__WHAT YOU SHOULD DO__: With the pictures left out, write out the records verbatim.

App and web page records
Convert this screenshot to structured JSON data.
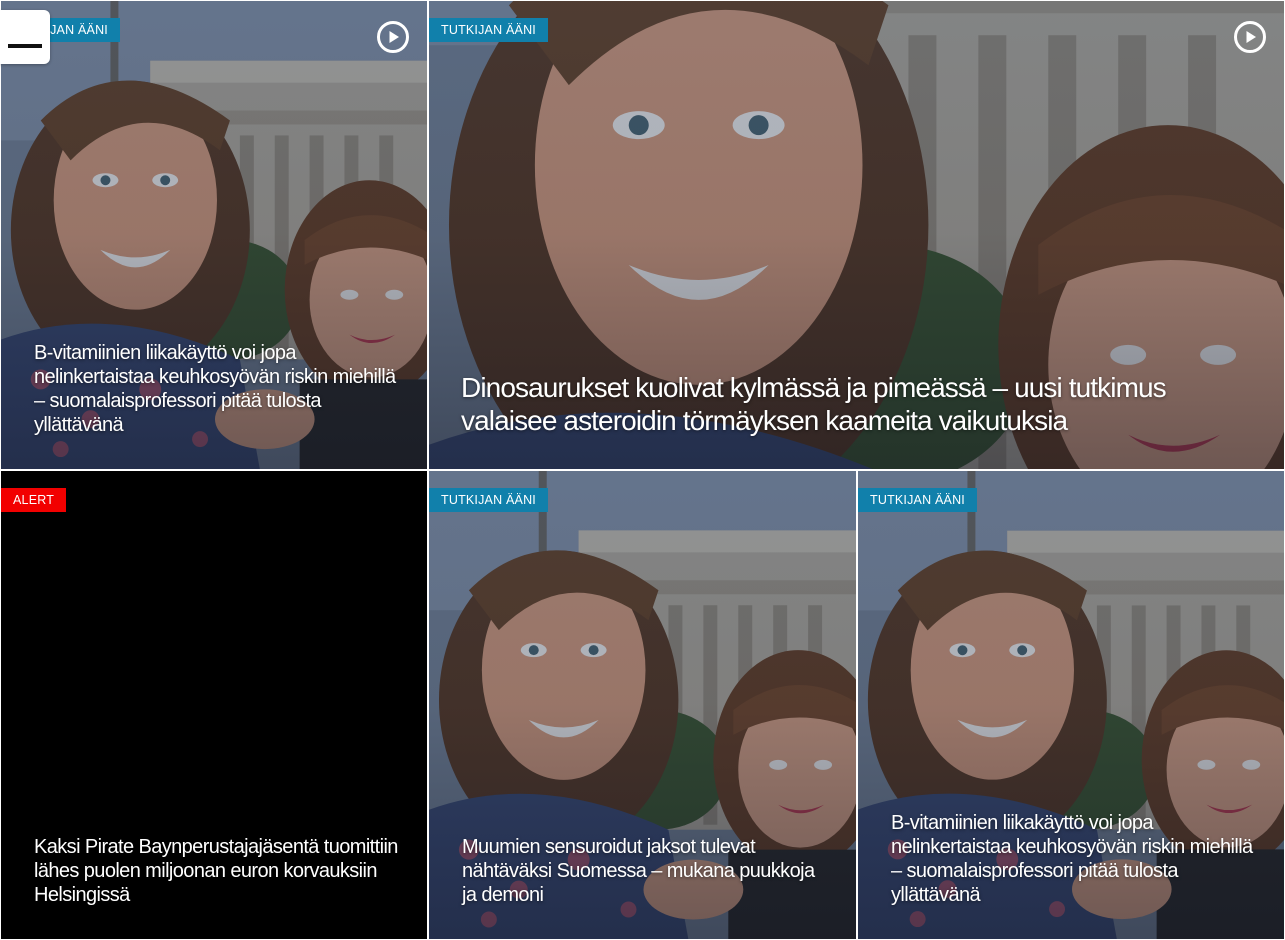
{
  "menu": {
    "icon": "hamburger-menu-icon"
  },
  "tiles": [
    {
      "badge": "TUTKIJAN ÄÄNI",
      "badge_color": "#1180ab",
      "headline": "B-vitamiinien liikakäyttö voi jopa nelinkertaistaa keuhkosyövän riskin miehillä – suomalaisprofessori pitää tulosta yllättävänä",
      "has_video": true
    },
    {
      "badge": "TUTKIJAN ÄÄNI",
      "badge_color": "#1180ab",
      "headline": "Dinosaurukset kuolivat kylmässä ja pimeässä – uusi tutkimus valaisee asteroidin törmäyksen kaameita vaikutuksia",
      "has_video": true
    },
    {
      "badge": "ALERT",
      "badge_color": "#f20000",
      "headline": "Kaksi Pirate Baynperustajajäsentä tuomittiin lähes puolen miljoonan euron korvauksiin Helsingissä",
      "has_video": false
    },
    {
      "badge": "TUTKIJAN ÄÄNI",
      "badge_color": "#1180ab",
      "headline": "Muumien sensuroidut jaksot tulevat nähtäväksi Suomessa – mukana puukkoja ja demoni",
      "has_video": false
    },
    {
      "badge": "TUTKIJAN ÄÄNI",
      "badge_color": "#1180ab",
      "headline": "B-vitamiinien liikakäyttö voi jopa nelinkertaistaa keuhkosyövän riskin miehillä – suomalaisprofessori pitää tulosta yllättävänä",
      "has_video": false
    }
  ]
}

__ANSWER__:
Convert this screenshot to structured JSON data.
{
  "menu": {
    "icon": "hamburger-menu-icon"
  },
  "tiles": [
    {
      "badge": "TUTKIJAN ÄÄNI",
      "badge_color": "#1180ab",
      "headline": "B-vitamiinien liikakäyttö voi jopa nelinkertaistaa keuhkosyövän riskin miehillä – suomalaisprofessori pitää tulosta yllättävänä",
      "has_video": true
    },
    {
      "badge": "TUTKIJAN ÄÄNI",
      "badge_color": "#1180ab",
      "headline": "Dinosaurukset kuolivat kylmässä ja pimeässä – uusi tutkimus valaisee asteroidin törmäyksen kaameita vaikutuksia",
      "has_video": true
    },
    {
      "badge": "ALERT",
      "badge_color": "#f20000",
      "headline": "Kaksi Pirate Baynperustajajäsentä tuomittiin lähes puolen miljoonan euron korvauksiin Helsingissä",
      "has_video": false
    },
    {
      "badge": "TUTKIJAN ÄÄNI",
      "badge_color": "#1180ab",
      "headline": "Muumien sensuroidut jaksot tulevat nähtäväksi Suomessa – mukana puukkoja ja demoni",
      "has_video": false
    },
    {
      "badge": "TUTKIJAN ÄÄNI",
      "badge_color": "#1180ab",
      "headline": "B-vitamiinien liikakäyttö voi jopa nelinkertaistaa keuhkosyövän riskin miehillä – suomalaisprofessori pitää tulosta yllättävänä",
      "has_video": false
    }
  ]
}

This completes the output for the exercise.